_Task goal_: Repeat all the data word for word.

══ Data listing ══

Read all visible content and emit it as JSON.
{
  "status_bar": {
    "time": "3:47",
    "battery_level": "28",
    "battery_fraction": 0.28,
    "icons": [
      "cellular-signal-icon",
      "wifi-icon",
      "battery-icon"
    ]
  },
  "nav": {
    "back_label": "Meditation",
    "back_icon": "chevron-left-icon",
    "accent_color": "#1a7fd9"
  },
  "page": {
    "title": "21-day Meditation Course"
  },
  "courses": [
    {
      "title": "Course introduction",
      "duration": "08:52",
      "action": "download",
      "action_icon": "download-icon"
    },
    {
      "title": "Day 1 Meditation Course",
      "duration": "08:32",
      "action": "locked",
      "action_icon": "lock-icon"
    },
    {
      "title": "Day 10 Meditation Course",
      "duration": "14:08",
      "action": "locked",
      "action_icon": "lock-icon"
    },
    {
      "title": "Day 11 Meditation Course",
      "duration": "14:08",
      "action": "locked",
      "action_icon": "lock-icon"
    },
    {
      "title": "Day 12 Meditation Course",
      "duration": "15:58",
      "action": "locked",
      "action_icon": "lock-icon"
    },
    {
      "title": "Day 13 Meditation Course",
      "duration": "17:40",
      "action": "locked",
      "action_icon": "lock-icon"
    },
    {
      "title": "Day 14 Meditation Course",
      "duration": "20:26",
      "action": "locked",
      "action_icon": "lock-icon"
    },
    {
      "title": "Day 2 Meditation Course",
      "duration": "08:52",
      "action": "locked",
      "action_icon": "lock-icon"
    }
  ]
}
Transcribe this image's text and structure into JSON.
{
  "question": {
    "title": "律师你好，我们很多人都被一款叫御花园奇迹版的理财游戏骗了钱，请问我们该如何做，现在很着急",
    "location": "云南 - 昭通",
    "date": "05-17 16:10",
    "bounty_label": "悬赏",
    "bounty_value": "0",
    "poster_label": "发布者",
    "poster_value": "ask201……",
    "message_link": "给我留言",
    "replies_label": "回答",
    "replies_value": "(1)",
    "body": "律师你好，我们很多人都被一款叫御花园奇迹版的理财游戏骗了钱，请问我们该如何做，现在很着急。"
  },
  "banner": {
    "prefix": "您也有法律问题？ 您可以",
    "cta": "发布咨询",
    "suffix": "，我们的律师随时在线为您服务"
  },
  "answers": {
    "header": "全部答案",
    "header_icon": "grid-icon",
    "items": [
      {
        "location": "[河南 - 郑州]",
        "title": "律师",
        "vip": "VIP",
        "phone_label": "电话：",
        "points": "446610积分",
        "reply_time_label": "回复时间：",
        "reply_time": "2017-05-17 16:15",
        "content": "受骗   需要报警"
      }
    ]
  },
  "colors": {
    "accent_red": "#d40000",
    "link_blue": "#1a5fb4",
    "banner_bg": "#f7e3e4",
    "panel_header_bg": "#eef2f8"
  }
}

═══

_Exercise result_:
Read all visible content and emit it as JSON.
{
  "status_bar": {
    "time": "3:47",
    "battery_level": "28",
    "battery_fraction": 0.28,
    "icons": [
      "cellular-signal-icon",
      "wifi-icon",
      "battery-icon"
    ]
  },
  "nav": {
    "back_label": "Meditation",
    "back_icon": "chevron-left-icon",
    "accent_color": "#1a7fd9"
  },
  "page": {
    "title": "21-day Meditation Course"
  },
  "courses": [
    {
      "title": "Course introduction",
      "duration": "08:52",
      "action": "download",
      "action_icon": "download-icon"
    },
    {
      "title": "Day 1 Meditation Course",
      "duration": "08:32",
      "action": "locked",
      "action_icon": "lock-icon"
    },
    {
      "title": "Day 10 Meditation Course",
      "duration": "14:08",
      "action": "locked",
      "action_icon": "lock-icon"
    },
    {
      "title": "Day 11 Meditation Course",
      "duration": "14:08",
      "action": "locked",
      "action_icon": "lock-icon"
    },
    {
      "title": "Day 12 Meditation Course",
      "duration": "15:58",
      "action": "locked",
      "action_icon": "lock-icon"
    },
    {
      "title": "Day 13 Meditation Course",
      "duration": "17:40",
      "action": "locked",
      "action_icon": "lock-icon"
    },
    {
      "title": "Day 14 Meditation Course",
      "duration": "20:26",
      "action": "locked",
      "action_icon": "lock-icon"
    },
    {
      "title": "Day 2 Meditation Course",
      "duration": "08:52",
      "action": "locked",
      "action_icon": "lock-icon"
    }
  ]
}
Transcribe this image's text and structure into JSON.
{
  "question": {
    "title": "律师你好，我们很多人都被一款叫御花园奇迹版的理财游戏骗了钱，请问我们该如何做，现在很着急",
    "location": "云南 - 昭通",
    "date": "05-17 16:10",
    "bounty_label": "悬赏",
    "bounty_value": "0",
    "poster_label": "发布者",
    "poster_value": "ask201……",
    "message_link": "给我留言",
    "replies_label": "回答",
    "replies_value": "(1)",
    "body": "律师你好，我们很多人都被一款叫御花园奇迹版的理财游戏骗了钱，请问我们该如何做，现在很着急。"
  },
  "banner": {
    "prefix": "您也有法律问题？ 您可以",
    "cta": "发布咨询",
    "suffix": "，我们的律师随时在线为您服务"
  },
  "answers": {
    "header": "全部答案",
    "header_icon": "grid-icon",
    "items": [
      {
        "location": "[河南 - 郑州]",
        "title": "律师",
        "vip": "VIP",
        "phone_label": "电话：",
        "points": "446610积分",
        "reply_time_label": "回复时间：",
        "reply_time": "2017-05-17 16:15",
        "content": "受骗   需要报警"
      }
    ]
  },
  "colors": {
    "accent_red": "#d40000",
    "link_blue": "#1a5fb4",
    "banner_bg": "#f7e3e4",
    "panel_header_bg": "#eef2f8"
  }
}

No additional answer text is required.